Finally, Barnier states that these “preconditions for our future economic partnership” were all “included in the Political Declaration signed by Prime Minister Johnson”. Essentially, Barnier is forcing Francois to recognise that the points he has raised are somewhat indisputable, since Francois and his government have already agreed to the points that Francois has now raised, seven months beforehand.

The entirety of Francois’ letter therefore was a complete waste of time, for he was raising points that were already decided upon. Indeed, Francois should have known this, because he voted in favour of the Political Declaration which outlined the EU-UK trade negotiations, which included his outdated concerns.

This correspondence went largely unnoticed by wider media, with only a small buzz on Twitter and in avid political circles. However, they should have been advertised more because they show two things.

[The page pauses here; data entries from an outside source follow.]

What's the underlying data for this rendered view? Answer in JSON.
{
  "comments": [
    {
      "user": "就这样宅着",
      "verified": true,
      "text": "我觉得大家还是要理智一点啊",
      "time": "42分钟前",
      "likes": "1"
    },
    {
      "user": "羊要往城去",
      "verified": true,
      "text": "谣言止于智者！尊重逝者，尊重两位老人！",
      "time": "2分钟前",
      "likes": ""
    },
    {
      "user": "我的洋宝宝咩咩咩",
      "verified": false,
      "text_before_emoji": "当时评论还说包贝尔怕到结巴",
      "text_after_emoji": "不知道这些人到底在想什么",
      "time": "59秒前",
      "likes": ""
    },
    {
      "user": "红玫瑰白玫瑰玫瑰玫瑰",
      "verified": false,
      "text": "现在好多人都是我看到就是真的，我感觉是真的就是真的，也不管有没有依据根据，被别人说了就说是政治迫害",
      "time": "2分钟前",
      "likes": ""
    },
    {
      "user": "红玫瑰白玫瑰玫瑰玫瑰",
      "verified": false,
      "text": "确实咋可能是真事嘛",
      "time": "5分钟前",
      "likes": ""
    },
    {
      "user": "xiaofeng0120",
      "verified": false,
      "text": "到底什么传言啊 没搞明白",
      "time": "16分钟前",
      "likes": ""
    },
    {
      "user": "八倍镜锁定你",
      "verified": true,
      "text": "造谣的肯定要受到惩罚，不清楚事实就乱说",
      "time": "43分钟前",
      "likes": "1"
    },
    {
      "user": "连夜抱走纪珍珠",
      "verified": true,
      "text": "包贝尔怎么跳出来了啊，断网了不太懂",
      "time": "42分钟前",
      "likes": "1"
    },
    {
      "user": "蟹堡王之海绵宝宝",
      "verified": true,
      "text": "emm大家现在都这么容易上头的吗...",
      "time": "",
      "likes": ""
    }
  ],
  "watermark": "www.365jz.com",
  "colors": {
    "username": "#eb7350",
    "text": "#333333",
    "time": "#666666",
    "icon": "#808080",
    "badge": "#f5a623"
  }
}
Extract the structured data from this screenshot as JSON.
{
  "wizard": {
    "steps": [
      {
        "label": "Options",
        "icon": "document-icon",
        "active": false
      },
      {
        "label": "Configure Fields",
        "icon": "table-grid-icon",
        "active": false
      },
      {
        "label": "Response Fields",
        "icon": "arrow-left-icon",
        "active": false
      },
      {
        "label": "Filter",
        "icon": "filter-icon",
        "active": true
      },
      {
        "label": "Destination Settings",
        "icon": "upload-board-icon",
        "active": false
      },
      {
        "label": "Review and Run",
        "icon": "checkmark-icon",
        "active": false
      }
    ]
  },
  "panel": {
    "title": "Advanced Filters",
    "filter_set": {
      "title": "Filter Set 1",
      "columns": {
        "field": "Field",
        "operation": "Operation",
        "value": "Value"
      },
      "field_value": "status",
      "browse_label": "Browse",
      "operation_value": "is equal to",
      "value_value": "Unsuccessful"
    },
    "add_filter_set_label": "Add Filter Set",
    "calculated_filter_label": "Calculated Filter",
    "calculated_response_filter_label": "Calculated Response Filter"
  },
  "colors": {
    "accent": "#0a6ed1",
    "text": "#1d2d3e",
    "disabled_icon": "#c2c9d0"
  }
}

Firstly, they show the superiority and maturity of Michel Barnier and the EU. Barnier essentially wraps Francois in his own points, stating clearly that an agreement on the ECJ, the Common Fisheries Policy and the notion of a ‘level playing field’ are all “precondition[s]” which have been agreed between the EU and UK since January. Barnier constantly reminds Francois in his letter that all this is his and his government’s choice: the entirety of Brexit, the Political Declaration, the Withdrawal Agreement, and the transition period, have not been forced on them by the EU. Barnier reminds Francois that it is his government that instigated this whole debacle and so it is essentially their problem.

Secondly, and perhaps most transparent, these letters show the intellectual inferiority of Francois, and the pro-Brexit lobby at large. They show that it is highly likely that Francois, the Chairman of the group who pushed so hard for Brexit, has not read the Brexit Political Declaration and subsequent Withdrawal Agreement. If he had read them, then he would not have taken the time to write this letter to Barnier, because his concerns would have been laid to rest previously.

This entire bafflement sums up Brexit in the most perfect way. It exposes the incompetence that Brexit has caused and the discombobulating fact that the EU is more knowledgeable and more assertive on the issue of Brexit than the UK. Once more, in layman’s terms, the EU is better at Brexit than the UK. Now if nothing sums up Brexit in a nutshell, then that should undoubtedly come laughably, yet extremely worryingly, close.